Once you have found the right candidate, take time to train and develop them on an ongoing basis. They will feel empowered and in turn carry out their duties efficiently. They will also be a great asset to call upon for when new employees commence and you will be able to promote from within the organisation.
Employees rank appreciation as their number one issue in the workplace.
Ensure staff know the organisation values its people. Make sure you acknowledge their work and be grateful. This can be at the time as a thank you for completing work so quickly, or depending on the achievement, making a formal announcement at the staff meeting. If a fantastic achievement, maybe a reward is warranted – going home early on Friday or an afternoon off? (We discuss employee reward schemes in a future article)
Done well, everyone knows what is going on and why, if not rumour and gossip can take over.
Communication is particularly important during change management when staff may be feeling insecure. Don’t just send off a group email, call everyone together, so you can answer their questions and address any fears.
If someone needs to step out to attend their child’s award ceremony at school, let them go. They can always make up the time before or after work. Besides their appreciation, it’s a whole lot better than facing an unproductive sick day.
Ensure your workplace is an environment based on respect. All of the staff’s ideas and opinions are heard, no one is allowed to speak over each other and definitely there are no raised voices or swearing tolerated. Yes, depending on the Agricultural workplace setting swearing might be the norm, but it’s the intent that’s important. No one should be allowed to swear at anyone in order to demean or denigrate them. You’ll need to lead by example on this and guide any objectionable behaviour.

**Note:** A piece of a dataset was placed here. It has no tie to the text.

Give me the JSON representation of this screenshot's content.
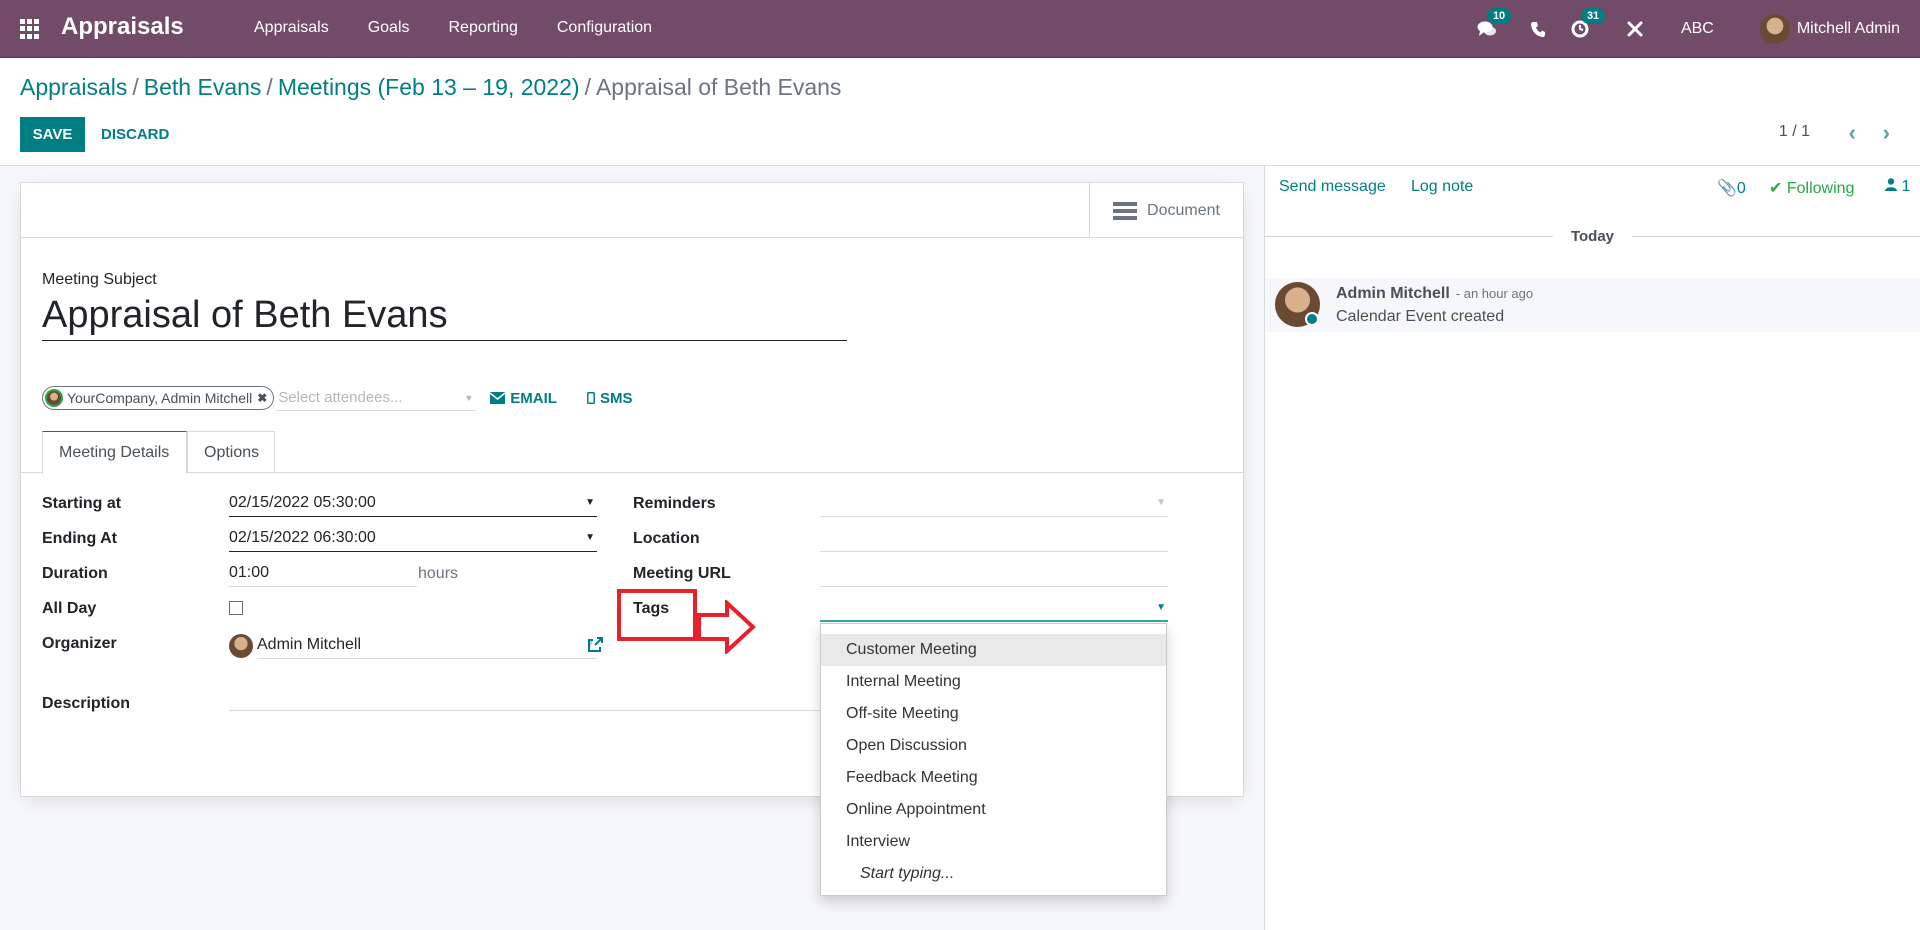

Fairness and Perception of Fairness
One employee might arrive late each day. The other employees may be thinking, “Why are they allowed to arrive late and I am not?” Make sure everyone knows that person works till 6pm instead of 5pm (when the others leave) and this has been negotiated.
You’ll also need to act fairly, always giving a certain person a great shift or weekends off may not sit well with those who constantly carry out the less desirable shifts. Like children, in the workplace there should definitely be no favourites!
Take the time
Your organisation has grown substantially and you don’t have time to speak to each employee. Take some time to touch base where you can. Just a minute here and there makes all the difference.
I once worked for an organisation of 200 people located all in the one place. The Managing Director knew something about every employee and raised it when he ran into them in the elevator. For me it was “How is your Dad?” He knew my Dad was in poor health. I’m not sure if he wrote it all down, but he did have a different piece of information about each person to mention.
Welcome employee feedback. Who else knows on a daily basis where things could go awry or be in the position to improve systems by offering suggestions. You won’t be close enough to the coal face to know everything, so feedback is essential. Staff will feel heard and in turn, valued.
Still not convinced? Back to the bottom line -
Go back to a different time in your career. Did you dread going into work each day at a particular company? Why did you feel that way? Maybe it was the unhealthy workplace culture.
To change or improve your workplace culture, you’ll need to make a firm commitment, plus an investment in time. Ensure you take the management team with you on this one, you can’t make this important workplace transformation yourself.